The four are again urging the Vermont General Assembly to consider legalizing sports betting. S.77, recently introduced by Sears and cosponsored by the three others, is predominantly a shell bill. The legislation would task the Vermont Department of Liquor and Lottery with determining specifics should the state move to legalize sports gambling.
Here are the few conditions that the legislation would mandate. S.77 directs the Vermont Lottery to oversee sports betting. Anyone age 18 and older would be allowed to bet on professional and collegiate sports. However, odds on games involving Vermont colleges would be prohibited.
As many as six mobile sports betting licenses would be approved.
Sports Betting Benefits
In an op-ed published earlier this month in the Brattleboro Reformer, Sears touts several reasons as to why Vermont should join the 25 other states that have already passed sports betting laws.
He says the gambling activity is currently nearby in New Hampshire, New York, and Rhode Island. And Massachusetts, Maine, and Connecticut are considering it, too.

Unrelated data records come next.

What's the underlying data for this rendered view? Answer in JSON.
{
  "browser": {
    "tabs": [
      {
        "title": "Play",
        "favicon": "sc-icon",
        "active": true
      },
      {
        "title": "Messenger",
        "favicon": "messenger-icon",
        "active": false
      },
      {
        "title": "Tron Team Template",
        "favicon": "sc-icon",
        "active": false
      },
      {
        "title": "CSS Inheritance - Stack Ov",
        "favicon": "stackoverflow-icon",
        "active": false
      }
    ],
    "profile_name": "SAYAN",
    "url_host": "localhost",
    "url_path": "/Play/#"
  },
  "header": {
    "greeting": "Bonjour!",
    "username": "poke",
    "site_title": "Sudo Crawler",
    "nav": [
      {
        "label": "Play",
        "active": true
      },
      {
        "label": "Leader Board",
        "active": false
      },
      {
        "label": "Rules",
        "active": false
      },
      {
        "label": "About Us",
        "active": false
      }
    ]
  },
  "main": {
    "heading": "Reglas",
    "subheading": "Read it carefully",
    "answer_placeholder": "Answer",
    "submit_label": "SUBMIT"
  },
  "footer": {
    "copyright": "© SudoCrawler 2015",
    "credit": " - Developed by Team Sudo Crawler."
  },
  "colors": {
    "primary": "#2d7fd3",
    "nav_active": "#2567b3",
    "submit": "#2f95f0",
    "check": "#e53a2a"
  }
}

Along with an estimated $3 million annually in tax revenue, Sears says legal sports betting would protect consumers. Sears says research conducted by Oxford Economics revealed that nearly 140,000 Vermonters wager around $300 million in illegal online sports bets each year.
“These illegal offshore sports betting operations are so sophisticated, some Vermonters have been using them for years, completely unaware that these sites are operating illegally,” Sears wrote.
“The bill will create safeguards for Vermonters that are currently nonexistent in the thriving illegal market, including the promotion of responsible gaming and ability to exclude oneself or limit wagers and time spent on betting sites,” Sears continued. “Our framework will also ensure there is a rigorous age verification process — one with a proven track record in other states — to prevent minors from placing bets”
Opposition Voices Stance
Vermont certainly isn’t known as a pro-gaming state. It has no commercial or tribal casinos, nor pari-mutuel betting or online gambling. Some want to keep it that way.
Sen. Anthony Pollina (Progressive-Washington) favors imposing an income tax surcharge on the state’s wealthiest residents to generate new revenue.
“Keep in mind that the wealthiest five percent of Vermonters this year are saving $237 million on the federal income tax,” Pollina told Vermont Edition this week. “We could ask those people to pay their fair share and we could find other ways to raise revenue for the state, rather than go towards betting and lottery systems, which I think tend to prey upon low- and moderate-income people.”
There will be much more discussion on the potential impacts — both good and bad — of legalizing sports betting in Vermont. Sears’ bill has been moved to the Senate Committee on Economic Development, Housing, and General Affairs.